Much was already said about his role as the anchor for the so often troubled by egos super-band. Reportedly his calm and understated role in the group helped the Stones through many crises. And Charlie Watts’s understatement is reflected in his sartorial style as well, which we would like to highlight here.
Saville Row tailoring and Rock ‘n Roll attitude
For the classic aficionado, Charlie Watts will also be remembered for his stylish, dapper Savile Row tailoring. Yes, Watts, throughout his life, prefered the classic look of London’s finest sartorial addresses to that of the momentaneous fashion. Whilst rebellious outfits were the obligatory fashion statement of the 60s and 70s, The Roling Stones drummer seemed unimpressed by the trends of the day and stood out as a rebel within the revolution, leaving the outrageous looks for his bandmates Mick Jagger and Keith Richards.

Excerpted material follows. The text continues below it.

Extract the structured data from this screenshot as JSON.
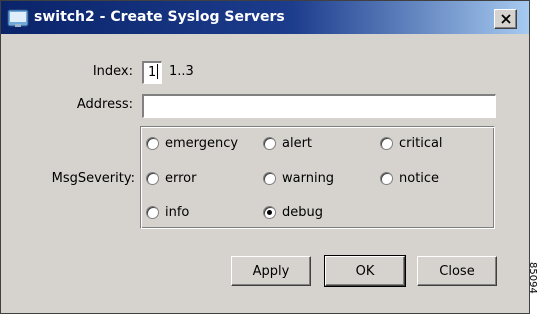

What, at first glance, may seem like a contradiction is very much in perfect sync with the idea of Rock ‘n Roll grandness; being unapologetic about your style and sticking to your beliefs.
He was thorough in music and fashion
Speaking to the American monthly men’s magazine GQ in 2012, The Rolling Stones’ Charlie Watts explained: “I have a very old-fashioned and traditional mode of dress. So, I get embarrassed. I always felt totally out of place with the Stones. I mean the way I looked. Photos of the band would come back, I’ll have a pair of shoes on, and they’ve got trainers. I hate trainers, even if they’re fashionable.”
It is rumoured that Charlie owned over 200 suits and mainly wore bespoke shoes. According to Keith Richards, Watts would “spend day after day in Savile Row with his tailors, just feeling the quality, deciding which buttons to use”. Setting him thus apart from the fashion dictated pop culture he was part of, making him a pop icon by default.
Charles Robbie Watts was born in London in 1941, the son of a London, Midland and Scottish Railway lorry driver. He began playing the drums at 14, aiming for a career in jazz ( his heroes were Miles Davis and Charlie Parker ). In case music did not work out, he played in jazz combos and worked on the side as a graphic designer for advertising agencies. But in 1963, he took a chance and signed with the Stones. He made his first appearance with the band at Ealing Jazz Club on January 12 or February 2, 1963.
Classics live forever.
Notorious photo collage_image @Commons.Wikimedia_ @Siebbi